It honestly takes a lot to get me to feel sympathy for David Vitter, (R. La.) Like most of the world, I was floored by the voters of Louisiana returning Vitter, a religious right politician, to the Senate after his scandal involving high-priced prostitutes. However, that is precisely the unique skill of the current Democratic leadership — they seem eager to win any race to the bottom. Vitter this week opposed an Obama regulation that gives an exemption of members of Congress and their aides under Obamacare. The regulation allows Congress to pay for its own generous subsidies to avoid having to live under the new law like normal citizens. While there is a definite appeal to Vitter’s view that the Congress should live under the same law applicable to average citizens, there may be some legitimate argument that I am missing. What should be clear is that some Democrats reacted in worse possible way. Politico is reporting that it has legislation drafted by Democrats that would eliminate health care benefits for lawmakers where there is “probable cause” to believe they patronized prostitutes. If true, this is really a sophomoric act of retaliation. Politico is reporting that this is not a joke but something actually raised as a meeting of Democratic members.

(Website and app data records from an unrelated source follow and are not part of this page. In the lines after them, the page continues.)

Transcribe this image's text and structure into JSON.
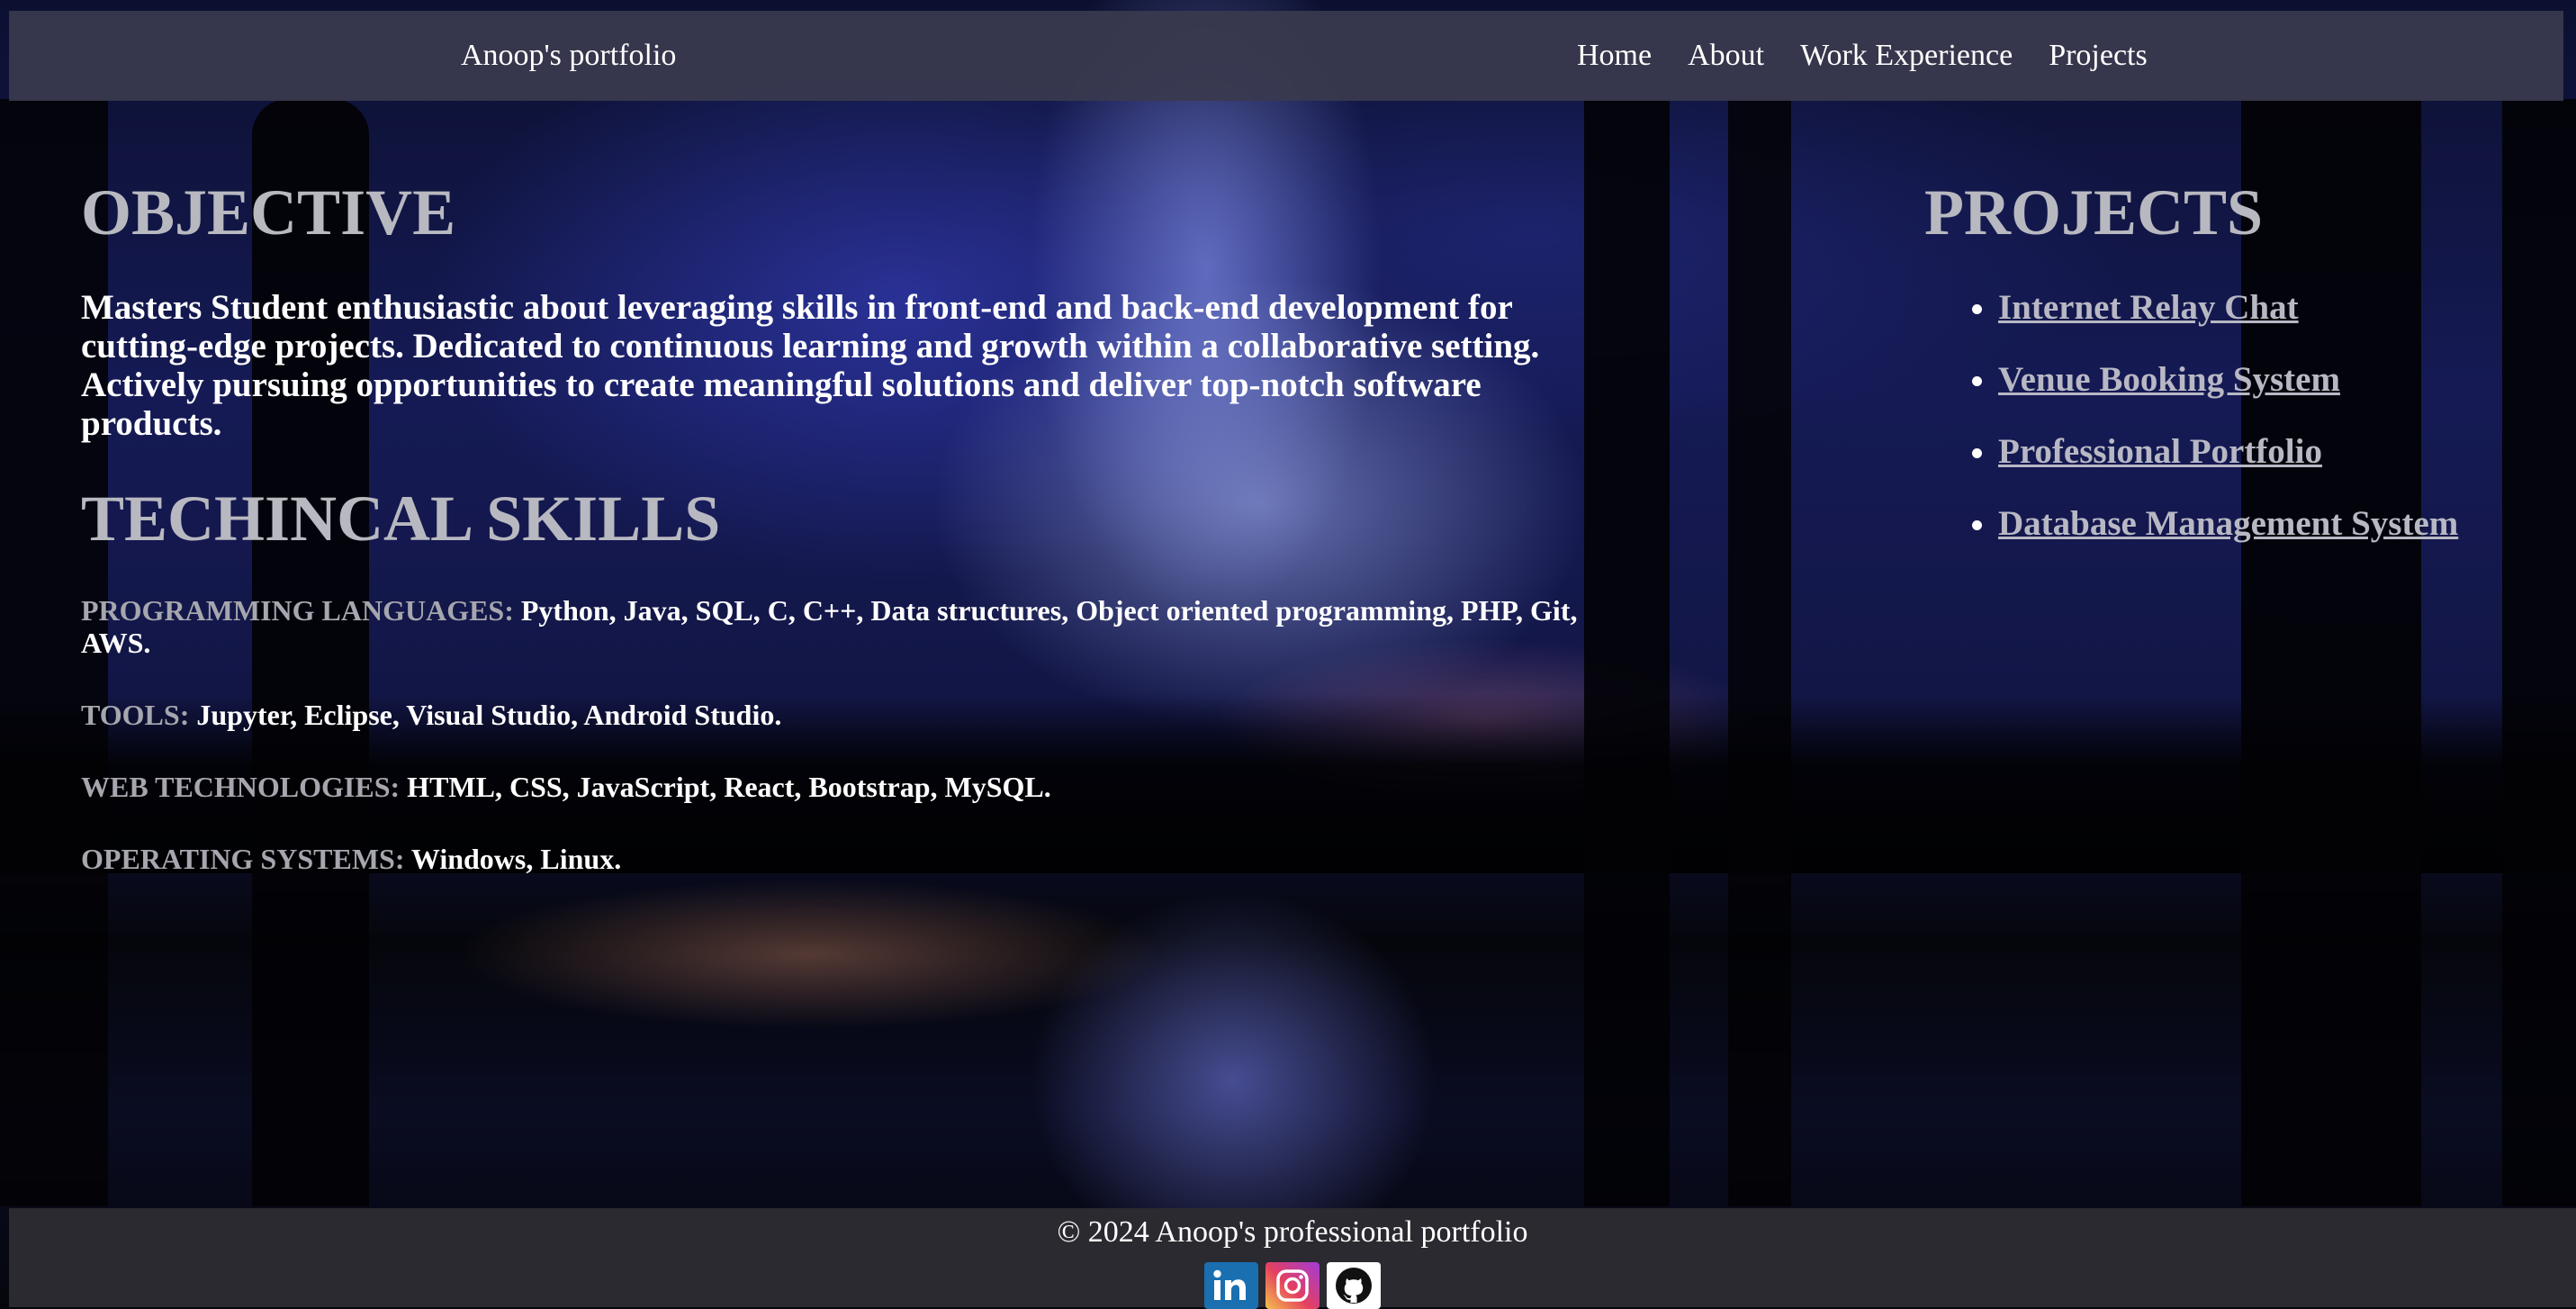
{
  "header": {
    "brand": "Anoop's portfolio",
    "nav": [
      "Home",
      "About",
      "Work Experience",
      "Projects"
    ]
  },
  "objective": {
    "heading": "OBJECTIVE",
    "text": "Masters Student enthusiastic about leveraging skills in front-end and back-end development for cutting-edge projects. Dedicated to continuous learning and growth within a collaborative setting. Actively pursuing opportunities to create meaningful solutions and deliver top-notch software products."
  },
  "skills": {
    "heading": "TECHINCAL SKILLS",
    "items": [
      {
        "label": "PROGRAMMING LANGUAGES:",
        "value": "Python, Java, SQL, C, C++, Data structures, Object oriented programming, PHP, Git, AWS."
      },
      {
        "label": "TOOLS:",
        "value": "Jupyter, Eclipse, Visual Studio, Android Studio."
      },
      {
        "label": "WEB TECHNOLOGIES:",
        "value": "HTML, CSS, JavaScript, React, Bootstrap, MySQL."
      },
      {
        "label": "OPERATING SYSTEMS:",
        "value": "Windows, Linux."
      }
    ]
  },
  "projects": {
    "heading": "PROJECTS",
    "items": [
      "Internet Relay Chat",
      "Venue Booking System",
      "Professional Portfolio",
      "Database Management System"
    ]
  },
  "footer": {
    "copyright": "© 2024 Anoop's professional portfolio",
    "socials": [
      "linkedin-icon",
      "instagram-icon",
      "github-icon"
    ]
  },
  "colors": {
    "header_bg": "#3a3a4e",
    "footer_bg": "#2a2a30",
    "heading_gray": "#b8b8c0",
    "label_gray": "#a6a6ae",
    "linkedin": "#1a6fb0",
    "github_bg": "#ffffff"
  }
}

Apparently even Republicans are mad at Vitter for exposing the hypocrisy of Congress imposing a law on the country while (yet again) creating an exception for itself. The law actually has language barring exceptions, but the Obama Administration issued an order during the August recess to require the Office of Personnel Management to retain the subsidy for members and their staffs.
Even if you believe Congress should be able spare itself from having to get insurance like other Americans, this alleged proposal (and other retaliatory measure directed at Senators supporting Vitter) would set a new low for Congress. I still find it hard to believe that any Democrat would draft such an openly retaliatory and vicious response. Yet, there has been no denial that a draft was circulated that I could find.

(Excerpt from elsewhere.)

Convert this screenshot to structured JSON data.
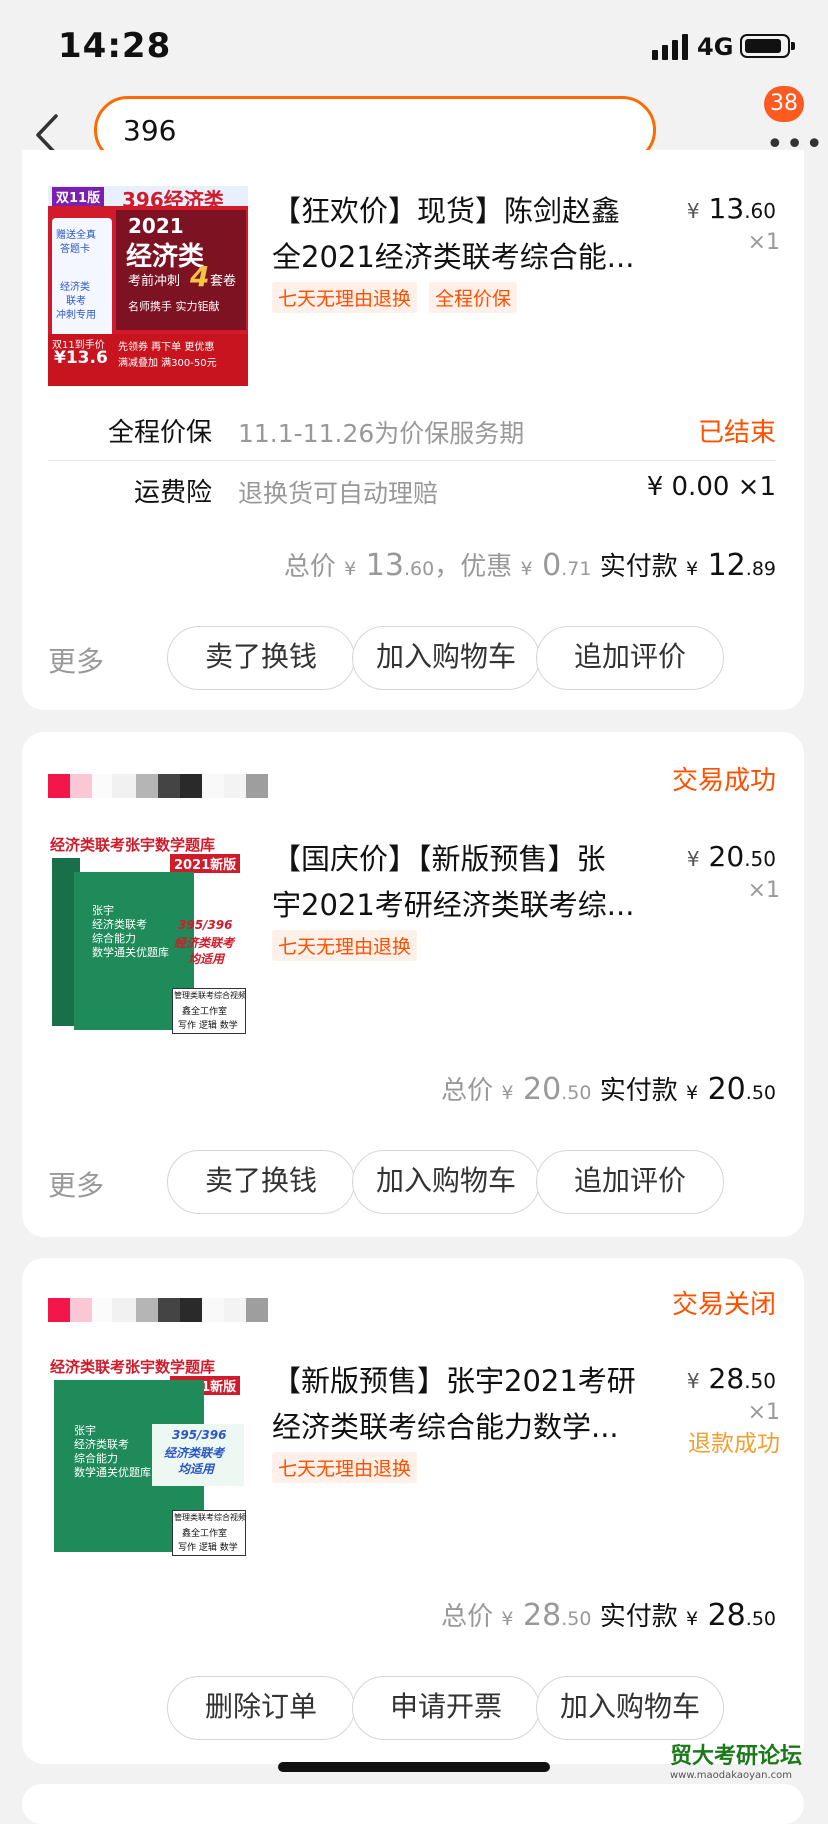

Vitter has demanded an investigation by the Senate Ethics Committee, specifically naming Sens. Harry Reid (D-Nev.) and Barbara Boxer (D-Calif.). A Reid spokeswoman said Vitter’s aim is a “desperate attempt to change the subject from his previous ethics issues.” That statement is troubling since I fail to see why we are discussing Vitter’s ethics at all in this context. He has a perfectly valid point in seeking to block an exception for members under this controversial law.
What do you think about the effective subsidy that Congress will continue to give itself under the regulation?